Will Passive Investing Become an “Expensive Mistake?”

A recent article in Advisors Perspectives shares an interview with fund managers Matthew McLennan and Kimball Brooker, Jr. of First Eagle’s Global fund, which holds over $55 billion in assets.

Here are some highlights:

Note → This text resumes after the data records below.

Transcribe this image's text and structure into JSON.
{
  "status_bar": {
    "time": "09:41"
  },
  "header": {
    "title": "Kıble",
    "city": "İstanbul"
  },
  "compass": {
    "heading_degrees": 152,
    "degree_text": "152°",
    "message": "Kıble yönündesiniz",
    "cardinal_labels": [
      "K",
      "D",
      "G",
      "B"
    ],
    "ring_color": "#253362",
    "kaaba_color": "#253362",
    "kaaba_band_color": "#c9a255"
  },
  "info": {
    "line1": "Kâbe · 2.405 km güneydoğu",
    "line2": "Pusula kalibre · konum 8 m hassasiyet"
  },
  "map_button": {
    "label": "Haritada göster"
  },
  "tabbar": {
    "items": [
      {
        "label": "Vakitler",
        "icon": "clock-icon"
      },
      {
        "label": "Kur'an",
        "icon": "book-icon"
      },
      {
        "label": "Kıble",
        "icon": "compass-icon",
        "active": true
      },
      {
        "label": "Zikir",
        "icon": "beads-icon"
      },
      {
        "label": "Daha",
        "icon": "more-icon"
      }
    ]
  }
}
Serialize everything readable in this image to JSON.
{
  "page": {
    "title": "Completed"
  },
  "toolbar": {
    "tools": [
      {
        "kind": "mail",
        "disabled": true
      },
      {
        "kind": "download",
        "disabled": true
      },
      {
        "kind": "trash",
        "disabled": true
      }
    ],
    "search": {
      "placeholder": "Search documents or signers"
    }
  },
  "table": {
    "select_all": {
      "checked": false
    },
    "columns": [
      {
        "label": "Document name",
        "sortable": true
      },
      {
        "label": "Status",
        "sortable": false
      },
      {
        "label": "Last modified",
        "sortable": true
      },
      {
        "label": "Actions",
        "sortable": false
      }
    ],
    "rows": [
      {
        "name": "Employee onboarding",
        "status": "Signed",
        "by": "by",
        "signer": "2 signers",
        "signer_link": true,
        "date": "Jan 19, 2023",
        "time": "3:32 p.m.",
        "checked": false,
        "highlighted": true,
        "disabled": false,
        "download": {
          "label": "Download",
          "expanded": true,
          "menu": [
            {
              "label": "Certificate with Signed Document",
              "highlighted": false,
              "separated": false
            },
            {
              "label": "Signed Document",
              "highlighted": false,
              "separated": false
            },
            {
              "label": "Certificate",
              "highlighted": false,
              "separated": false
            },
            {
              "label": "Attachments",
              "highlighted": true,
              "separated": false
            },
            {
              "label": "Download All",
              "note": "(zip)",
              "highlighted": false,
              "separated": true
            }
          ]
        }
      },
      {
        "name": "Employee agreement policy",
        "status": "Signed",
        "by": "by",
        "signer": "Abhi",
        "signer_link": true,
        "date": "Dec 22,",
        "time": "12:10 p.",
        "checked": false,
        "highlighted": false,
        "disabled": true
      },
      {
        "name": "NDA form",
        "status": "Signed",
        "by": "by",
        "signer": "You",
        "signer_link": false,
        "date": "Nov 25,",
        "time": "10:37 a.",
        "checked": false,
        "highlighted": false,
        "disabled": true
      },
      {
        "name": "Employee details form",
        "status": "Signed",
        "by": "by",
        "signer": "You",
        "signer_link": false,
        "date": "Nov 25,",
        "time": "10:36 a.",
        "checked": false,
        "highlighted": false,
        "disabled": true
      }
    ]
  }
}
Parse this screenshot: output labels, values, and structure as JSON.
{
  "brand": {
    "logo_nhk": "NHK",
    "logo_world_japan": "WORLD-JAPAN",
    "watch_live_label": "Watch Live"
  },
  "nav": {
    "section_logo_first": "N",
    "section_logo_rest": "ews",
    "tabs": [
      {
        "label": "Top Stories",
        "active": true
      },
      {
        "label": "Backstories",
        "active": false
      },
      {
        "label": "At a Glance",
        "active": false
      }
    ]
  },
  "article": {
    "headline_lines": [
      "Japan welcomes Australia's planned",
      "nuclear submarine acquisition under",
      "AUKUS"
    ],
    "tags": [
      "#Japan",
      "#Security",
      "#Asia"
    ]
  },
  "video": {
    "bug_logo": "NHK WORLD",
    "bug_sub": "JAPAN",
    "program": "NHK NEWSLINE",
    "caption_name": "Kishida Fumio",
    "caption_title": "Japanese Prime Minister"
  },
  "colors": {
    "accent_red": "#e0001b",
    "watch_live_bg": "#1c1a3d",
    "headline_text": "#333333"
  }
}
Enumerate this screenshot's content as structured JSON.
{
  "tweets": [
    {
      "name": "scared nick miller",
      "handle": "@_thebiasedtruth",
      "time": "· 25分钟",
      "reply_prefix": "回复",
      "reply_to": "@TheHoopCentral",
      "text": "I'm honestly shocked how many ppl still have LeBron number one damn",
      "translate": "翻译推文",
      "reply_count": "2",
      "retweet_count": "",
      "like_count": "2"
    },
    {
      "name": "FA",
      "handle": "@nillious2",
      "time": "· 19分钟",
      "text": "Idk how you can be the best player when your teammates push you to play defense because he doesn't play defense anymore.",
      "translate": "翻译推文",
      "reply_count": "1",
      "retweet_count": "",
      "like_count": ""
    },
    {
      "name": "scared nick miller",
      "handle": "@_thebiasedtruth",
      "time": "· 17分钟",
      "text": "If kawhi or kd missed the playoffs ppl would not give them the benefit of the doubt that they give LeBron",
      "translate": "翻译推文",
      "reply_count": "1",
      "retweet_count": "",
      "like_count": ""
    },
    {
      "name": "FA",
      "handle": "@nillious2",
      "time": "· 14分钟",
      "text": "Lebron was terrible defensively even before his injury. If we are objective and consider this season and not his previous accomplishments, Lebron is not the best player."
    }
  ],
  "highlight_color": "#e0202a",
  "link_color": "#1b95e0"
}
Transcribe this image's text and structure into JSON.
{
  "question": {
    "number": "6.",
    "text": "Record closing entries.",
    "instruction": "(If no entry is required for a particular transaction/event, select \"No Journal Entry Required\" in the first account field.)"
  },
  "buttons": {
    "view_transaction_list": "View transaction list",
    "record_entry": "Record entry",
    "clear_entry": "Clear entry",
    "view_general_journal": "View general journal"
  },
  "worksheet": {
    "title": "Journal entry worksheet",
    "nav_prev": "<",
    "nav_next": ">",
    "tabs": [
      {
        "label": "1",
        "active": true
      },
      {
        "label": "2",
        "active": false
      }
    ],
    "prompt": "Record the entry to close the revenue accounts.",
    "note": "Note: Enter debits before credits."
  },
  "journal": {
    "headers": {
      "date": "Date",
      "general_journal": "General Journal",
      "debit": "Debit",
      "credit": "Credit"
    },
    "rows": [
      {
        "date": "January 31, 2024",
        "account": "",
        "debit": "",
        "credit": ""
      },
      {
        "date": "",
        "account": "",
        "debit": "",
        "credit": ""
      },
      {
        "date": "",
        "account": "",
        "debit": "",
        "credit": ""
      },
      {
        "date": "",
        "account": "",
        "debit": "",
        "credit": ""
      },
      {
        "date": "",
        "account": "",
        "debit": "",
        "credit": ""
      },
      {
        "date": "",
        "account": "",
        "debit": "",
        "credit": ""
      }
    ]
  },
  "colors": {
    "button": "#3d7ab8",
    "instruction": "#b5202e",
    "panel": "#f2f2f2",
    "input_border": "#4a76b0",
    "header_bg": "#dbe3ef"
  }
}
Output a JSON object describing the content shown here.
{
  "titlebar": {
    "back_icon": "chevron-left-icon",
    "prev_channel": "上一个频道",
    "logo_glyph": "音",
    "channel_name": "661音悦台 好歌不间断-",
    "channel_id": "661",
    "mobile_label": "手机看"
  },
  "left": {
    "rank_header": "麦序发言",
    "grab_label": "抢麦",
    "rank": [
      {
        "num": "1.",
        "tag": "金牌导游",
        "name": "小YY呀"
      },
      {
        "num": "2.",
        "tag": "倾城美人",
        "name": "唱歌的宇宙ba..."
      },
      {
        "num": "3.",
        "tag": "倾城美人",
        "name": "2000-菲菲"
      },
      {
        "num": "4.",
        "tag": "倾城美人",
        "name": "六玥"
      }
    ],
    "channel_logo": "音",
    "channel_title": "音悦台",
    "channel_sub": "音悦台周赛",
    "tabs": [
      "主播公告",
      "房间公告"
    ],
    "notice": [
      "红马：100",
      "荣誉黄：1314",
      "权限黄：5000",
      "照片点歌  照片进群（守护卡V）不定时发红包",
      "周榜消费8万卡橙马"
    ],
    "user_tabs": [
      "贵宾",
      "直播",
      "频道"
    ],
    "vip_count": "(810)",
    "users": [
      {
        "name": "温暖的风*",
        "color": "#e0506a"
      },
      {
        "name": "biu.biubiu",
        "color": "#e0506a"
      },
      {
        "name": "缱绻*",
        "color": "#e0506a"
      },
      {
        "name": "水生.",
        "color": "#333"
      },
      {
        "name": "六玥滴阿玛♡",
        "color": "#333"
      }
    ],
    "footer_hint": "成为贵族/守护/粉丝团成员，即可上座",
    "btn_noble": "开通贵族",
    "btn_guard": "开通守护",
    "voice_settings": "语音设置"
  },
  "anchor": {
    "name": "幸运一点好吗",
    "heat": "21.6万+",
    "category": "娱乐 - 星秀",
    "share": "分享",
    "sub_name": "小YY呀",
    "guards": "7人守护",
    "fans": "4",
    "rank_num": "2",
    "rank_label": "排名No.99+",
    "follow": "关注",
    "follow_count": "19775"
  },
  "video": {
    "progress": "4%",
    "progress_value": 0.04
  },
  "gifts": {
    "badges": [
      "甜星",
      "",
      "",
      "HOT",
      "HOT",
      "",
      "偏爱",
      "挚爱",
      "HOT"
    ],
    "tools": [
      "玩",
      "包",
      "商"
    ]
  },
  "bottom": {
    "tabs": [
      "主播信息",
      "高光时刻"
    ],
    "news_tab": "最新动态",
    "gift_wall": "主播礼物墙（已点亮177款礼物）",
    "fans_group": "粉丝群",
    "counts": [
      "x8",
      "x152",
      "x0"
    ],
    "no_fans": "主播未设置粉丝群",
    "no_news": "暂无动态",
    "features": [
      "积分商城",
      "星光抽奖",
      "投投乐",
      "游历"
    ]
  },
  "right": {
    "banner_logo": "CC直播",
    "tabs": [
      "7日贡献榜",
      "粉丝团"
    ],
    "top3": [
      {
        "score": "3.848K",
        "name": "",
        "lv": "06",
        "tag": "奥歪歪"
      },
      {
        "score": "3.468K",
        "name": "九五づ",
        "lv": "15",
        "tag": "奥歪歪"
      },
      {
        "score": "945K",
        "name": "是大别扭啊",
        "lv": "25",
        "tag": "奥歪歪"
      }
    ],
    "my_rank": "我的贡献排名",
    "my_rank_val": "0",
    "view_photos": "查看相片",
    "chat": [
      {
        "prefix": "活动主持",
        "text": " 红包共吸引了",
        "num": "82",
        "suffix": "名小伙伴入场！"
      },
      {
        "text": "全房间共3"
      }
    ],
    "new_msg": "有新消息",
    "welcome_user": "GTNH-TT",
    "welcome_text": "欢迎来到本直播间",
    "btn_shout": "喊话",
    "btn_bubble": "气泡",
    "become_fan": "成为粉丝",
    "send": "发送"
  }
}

  • Regarding their investment philosophy, the managers say that they focus on two key criteria when evaluating purchase opportunities—price, and the durability of the company they’re looking at.
  • The managers don’t have a strategic allocation to cash, but rather allow cash balances to ebb and flow with opportunities in the market.
  • On renewed market volatility, McKlennan says, “The volatility that we have seen in the first part of this year is a return to more normal levels. It just feels elevated by virtue of the extremely low levels of volatility that we saw in 2017.” He notes cyclical factors, a tighter labor market and monetary forces as contributing elements.
  • McKlennan comments on China’s potential as a destabilizing geopolitical force­­­­­­: Although the Chinese government, he says, has brought large numbers of people from poverty to reasonable income levels, the country’s growth has been fueled largely by debt. Characterizing this as a “red flag,” McKlennan argues that such a combination has preceded most of history’s financial crises.
  • Kimball says the team has found interesting businesses in the U.S. in the health care services space and has also “identified a collection of businesses that are more idiosyncratic opportunities, which are mainly abroad.”
  • On quant versus active-investing strategies, McKlennan argues that a, “a quantitative strategy with a factor tilt has the ostensible allure of a disciplined approach that is cheaper to implement than active management. But one of the things we would caution investors against is the belief that there is a panacea in any one quantitative variable.” He also notes that a quant, factor-based approach may not take into account is “agency risk of poor management decision making.”
  • McKlennan notes the potential for passive investing to become an “expensive mistake” in the years to come due in part to our leveraged global economy (which will challenge nominal economic growth), and a “complex multi-polar geopolitical world.” He concludes, “This is exactly the kind of environment where an active approach focused on risk mitigation has the potential to make a great deal of sense even though the rear-vision mirror has been extremely rewarding to passive investing.”